§ TASK DESCRIPTION
From the entries, copy out every line in which the word "JSON" is found.

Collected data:
--- --- ---
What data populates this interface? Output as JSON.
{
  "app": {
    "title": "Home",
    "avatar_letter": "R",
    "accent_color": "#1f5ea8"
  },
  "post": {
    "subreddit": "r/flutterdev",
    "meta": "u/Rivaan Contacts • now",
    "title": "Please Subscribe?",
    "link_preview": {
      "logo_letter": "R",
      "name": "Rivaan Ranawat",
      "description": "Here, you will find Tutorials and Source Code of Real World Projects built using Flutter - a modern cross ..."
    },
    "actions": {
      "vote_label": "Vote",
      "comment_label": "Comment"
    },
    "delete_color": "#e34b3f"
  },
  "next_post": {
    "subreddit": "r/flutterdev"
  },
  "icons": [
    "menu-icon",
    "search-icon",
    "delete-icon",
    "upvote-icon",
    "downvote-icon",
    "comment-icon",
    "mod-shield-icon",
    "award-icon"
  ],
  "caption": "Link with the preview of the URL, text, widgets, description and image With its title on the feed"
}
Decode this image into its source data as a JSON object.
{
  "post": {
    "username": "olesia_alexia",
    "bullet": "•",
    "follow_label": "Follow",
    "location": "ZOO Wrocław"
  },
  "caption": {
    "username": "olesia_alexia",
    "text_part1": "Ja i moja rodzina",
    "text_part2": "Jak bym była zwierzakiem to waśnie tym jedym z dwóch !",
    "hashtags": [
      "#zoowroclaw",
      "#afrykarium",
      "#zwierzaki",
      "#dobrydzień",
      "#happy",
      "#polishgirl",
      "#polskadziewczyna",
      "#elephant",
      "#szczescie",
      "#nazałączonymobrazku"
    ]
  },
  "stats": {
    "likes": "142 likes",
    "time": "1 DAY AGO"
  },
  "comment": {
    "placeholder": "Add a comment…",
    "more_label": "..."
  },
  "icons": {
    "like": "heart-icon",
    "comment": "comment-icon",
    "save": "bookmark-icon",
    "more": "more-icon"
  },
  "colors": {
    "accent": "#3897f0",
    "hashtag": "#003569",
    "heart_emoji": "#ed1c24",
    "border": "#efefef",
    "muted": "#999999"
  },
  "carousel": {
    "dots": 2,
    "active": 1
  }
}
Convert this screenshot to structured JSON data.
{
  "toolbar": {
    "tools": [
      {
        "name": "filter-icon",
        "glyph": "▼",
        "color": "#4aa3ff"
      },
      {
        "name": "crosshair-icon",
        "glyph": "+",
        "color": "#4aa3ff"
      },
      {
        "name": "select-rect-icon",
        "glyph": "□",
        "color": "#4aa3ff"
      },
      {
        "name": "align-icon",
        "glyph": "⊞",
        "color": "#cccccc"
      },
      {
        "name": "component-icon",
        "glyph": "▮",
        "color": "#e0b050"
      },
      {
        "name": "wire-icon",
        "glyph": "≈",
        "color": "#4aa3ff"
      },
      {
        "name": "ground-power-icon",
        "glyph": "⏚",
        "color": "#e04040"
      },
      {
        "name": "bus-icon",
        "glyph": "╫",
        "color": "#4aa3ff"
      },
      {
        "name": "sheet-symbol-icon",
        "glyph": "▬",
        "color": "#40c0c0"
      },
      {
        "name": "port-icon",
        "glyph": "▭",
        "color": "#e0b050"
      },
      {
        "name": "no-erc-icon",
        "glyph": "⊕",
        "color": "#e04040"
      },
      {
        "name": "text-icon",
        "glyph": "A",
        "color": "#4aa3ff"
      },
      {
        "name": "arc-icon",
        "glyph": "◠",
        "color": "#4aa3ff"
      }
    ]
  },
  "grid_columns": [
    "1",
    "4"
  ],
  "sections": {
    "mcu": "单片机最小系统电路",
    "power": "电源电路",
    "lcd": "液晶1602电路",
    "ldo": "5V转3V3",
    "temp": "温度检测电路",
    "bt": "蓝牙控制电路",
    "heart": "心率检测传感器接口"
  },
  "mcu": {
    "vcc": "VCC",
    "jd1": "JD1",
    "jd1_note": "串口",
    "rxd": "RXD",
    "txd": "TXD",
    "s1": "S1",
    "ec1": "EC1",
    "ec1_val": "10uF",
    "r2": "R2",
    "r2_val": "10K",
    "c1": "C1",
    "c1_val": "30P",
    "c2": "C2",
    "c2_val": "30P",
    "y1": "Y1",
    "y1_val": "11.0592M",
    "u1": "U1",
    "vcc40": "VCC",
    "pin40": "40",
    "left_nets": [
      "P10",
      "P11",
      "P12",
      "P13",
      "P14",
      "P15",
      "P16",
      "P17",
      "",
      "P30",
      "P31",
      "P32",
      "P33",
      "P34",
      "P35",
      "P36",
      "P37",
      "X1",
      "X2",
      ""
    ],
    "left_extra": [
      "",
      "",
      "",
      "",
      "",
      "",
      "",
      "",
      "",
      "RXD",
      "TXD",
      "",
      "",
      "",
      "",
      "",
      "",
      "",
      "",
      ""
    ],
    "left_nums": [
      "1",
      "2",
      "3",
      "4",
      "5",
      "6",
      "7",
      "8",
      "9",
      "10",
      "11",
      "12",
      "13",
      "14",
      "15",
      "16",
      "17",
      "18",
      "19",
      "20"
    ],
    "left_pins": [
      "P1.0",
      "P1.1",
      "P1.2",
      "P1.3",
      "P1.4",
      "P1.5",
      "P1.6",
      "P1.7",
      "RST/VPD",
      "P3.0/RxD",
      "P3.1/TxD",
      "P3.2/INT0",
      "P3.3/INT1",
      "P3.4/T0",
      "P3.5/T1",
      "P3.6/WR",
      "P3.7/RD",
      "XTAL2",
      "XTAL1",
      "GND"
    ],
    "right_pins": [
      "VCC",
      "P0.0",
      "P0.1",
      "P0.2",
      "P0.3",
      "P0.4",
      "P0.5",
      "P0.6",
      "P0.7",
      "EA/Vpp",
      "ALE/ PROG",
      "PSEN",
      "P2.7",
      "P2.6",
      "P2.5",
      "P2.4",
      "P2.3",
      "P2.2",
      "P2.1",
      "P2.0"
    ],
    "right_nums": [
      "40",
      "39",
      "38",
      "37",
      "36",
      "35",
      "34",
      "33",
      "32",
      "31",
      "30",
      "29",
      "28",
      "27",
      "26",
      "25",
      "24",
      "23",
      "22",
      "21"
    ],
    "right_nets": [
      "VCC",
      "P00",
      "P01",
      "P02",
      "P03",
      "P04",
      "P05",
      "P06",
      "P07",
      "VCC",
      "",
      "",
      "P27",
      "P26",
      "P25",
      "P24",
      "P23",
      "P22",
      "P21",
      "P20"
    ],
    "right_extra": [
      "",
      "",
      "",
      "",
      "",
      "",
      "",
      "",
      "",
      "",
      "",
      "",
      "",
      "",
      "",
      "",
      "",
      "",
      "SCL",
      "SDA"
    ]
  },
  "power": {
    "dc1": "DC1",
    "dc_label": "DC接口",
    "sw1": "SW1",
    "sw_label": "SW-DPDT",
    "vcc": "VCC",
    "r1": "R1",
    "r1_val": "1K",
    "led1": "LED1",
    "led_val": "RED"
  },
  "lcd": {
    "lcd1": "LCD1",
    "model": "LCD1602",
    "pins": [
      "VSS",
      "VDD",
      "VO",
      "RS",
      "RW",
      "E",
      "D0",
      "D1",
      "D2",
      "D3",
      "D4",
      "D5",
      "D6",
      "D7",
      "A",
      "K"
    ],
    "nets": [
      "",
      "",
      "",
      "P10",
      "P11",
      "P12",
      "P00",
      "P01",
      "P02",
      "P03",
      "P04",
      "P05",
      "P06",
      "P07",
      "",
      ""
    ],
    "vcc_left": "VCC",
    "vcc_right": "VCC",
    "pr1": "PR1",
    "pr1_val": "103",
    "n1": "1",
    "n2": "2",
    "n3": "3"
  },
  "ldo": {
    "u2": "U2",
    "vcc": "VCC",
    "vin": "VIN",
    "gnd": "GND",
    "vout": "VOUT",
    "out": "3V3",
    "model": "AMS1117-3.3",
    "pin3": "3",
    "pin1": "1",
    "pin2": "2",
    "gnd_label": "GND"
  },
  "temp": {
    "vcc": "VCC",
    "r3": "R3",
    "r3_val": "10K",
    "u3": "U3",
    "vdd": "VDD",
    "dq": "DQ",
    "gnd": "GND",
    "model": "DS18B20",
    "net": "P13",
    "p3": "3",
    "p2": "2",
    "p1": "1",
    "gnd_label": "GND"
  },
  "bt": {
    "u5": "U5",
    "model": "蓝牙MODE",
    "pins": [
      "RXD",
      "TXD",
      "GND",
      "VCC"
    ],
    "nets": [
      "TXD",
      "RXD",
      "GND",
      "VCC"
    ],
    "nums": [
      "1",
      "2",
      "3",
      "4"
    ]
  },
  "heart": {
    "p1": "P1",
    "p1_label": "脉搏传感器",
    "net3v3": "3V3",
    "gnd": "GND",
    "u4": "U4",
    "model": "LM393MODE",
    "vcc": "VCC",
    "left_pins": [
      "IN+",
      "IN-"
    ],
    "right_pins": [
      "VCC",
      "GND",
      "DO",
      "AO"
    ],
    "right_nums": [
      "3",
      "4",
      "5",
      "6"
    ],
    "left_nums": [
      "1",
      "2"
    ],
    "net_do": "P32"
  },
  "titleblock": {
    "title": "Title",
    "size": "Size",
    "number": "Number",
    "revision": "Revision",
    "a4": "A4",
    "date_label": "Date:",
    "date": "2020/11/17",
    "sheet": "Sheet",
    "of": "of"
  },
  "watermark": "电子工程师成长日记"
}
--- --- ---
§ ANSWER TO THE EXERCISE
What data populates this interface? Output as JSON.
Decode this image into its source data as a JSON object.
Convert this screenshot to structured JSON data.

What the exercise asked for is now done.